Enhanced Class 8 Truck Platooning via Simultaneous Shifting and Model Predictive Control

2019-08-13T20:22:54Z (GMT) by Ifeoluwa Jimmy Ibitayo
Class 8 trucks on average drive the most miles and consume the most fuel of any major vehicle category annually. Indiana specifically is the fifth busiest state for commercial freight traffic and moves $750 billion dollars of freight annually, and this number is expected to grow by 60% by 2040. Reducing fuel consumption for class 8 trucks would have a significant benefit on business and the proportional decrease in CO2 would be exceptionally beneficial for the environment.

Platooning is one of the most important strategies for increasing class 8 truck fuel savings. Platooning alone can help trucks save upwards of 7% platoon average fuel savings on flat ground. However, it can be difficult for a platooning controller to maintain a desired truck separation during uncoordinated shifting events. Using a high-fidelity simulation model, it is shown that simultaneous shifting–having the follow truck shift whenever the lead truck shifts (unless shifting would cause its engine to overspeed or underspeed)–decreases maximum truck separation by 24% on a moderately challenging grade route and 40% on a heavy grade route.
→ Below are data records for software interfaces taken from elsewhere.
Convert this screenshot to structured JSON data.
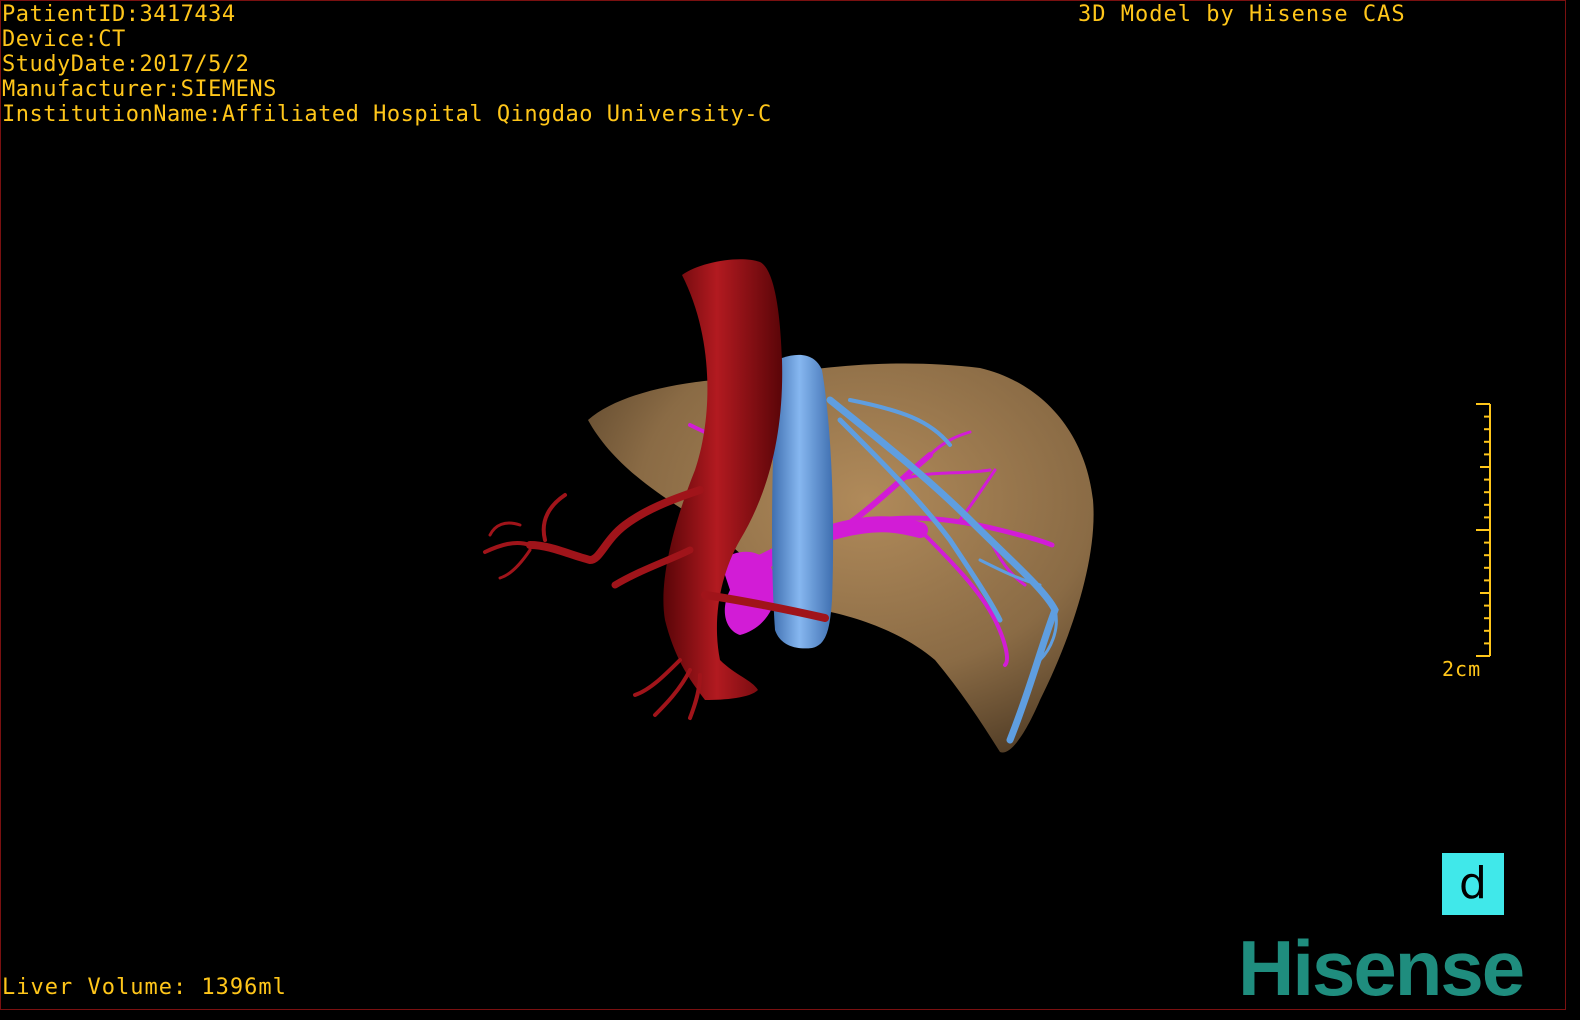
{
  "header": {
    "patient_id": "PatientID:3417434",
    "device": "Device:CT",
    "study_date": "StudyDate:2017/5/2",
    "manufacturer": "Manufacturer:SIEMENS",
    "institution": "InstitutionName:Affiliated Hospital Qingdao University-C"
  },
  "credit": "3D Model by Hisense CAS",
  "liver_volume": "Liver Volume: 1396ml",
  "scale_bar": {
    "label": "2cm"
  },
  "orientation_cube": {
    "label": "d"
  },
  "brand_logo": "Hisense",
  "colors": {
    "overlay_text": "#ffc61a",
    "liver": "#8a6b45",
    "artery": "#9e0f14",
    "portal_vein": "#d21cd6",
    "hepatic_vein": "#5f9ee0",
    "orientation_cube": "#40e8ea",
    "logo": "#1f8d7e",
    "frame": "#7a1010"
  }
}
Model Predictive Control (MPC) of the follow truck is considered as a means to reduce the distance the follow truck falls behind during uncoordinated shifting events. The result in simulation is a reduction in maximum truck separation of 1% on a moderately challenging grade route and 19% on a heavy grade route. However, simultaneous shifting largely alleviates the need for MPC for the sake of tracking for the follow truck.
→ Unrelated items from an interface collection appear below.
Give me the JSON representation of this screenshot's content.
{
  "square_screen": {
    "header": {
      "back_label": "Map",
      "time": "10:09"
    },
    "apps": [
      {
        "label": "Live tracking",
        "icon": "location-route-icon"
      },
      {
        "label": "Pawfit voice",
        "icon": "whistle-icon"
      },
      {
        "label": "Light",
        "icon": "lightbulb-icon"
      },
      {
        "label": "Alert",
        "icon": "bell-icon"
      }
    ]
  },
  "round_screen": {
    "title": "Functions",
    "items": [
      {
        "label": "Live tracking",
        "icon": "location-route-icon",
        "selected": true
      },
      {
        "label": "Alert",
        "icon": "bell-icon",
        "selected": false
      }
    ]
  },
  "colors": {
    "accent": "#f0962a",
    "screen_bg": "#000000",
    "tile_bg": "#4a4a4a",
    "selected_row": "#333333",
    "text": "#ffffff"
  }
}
A different MPC formulation is considered to dynamically change the desired set point for truck separation for routes through a strategy called Route Optimized Gap Growth (ROGG). The result in simulation is 1% greater fuel savings on a moderately challenging grade route and 7% greater fuel savings on a route with heavy grade for the follow truck.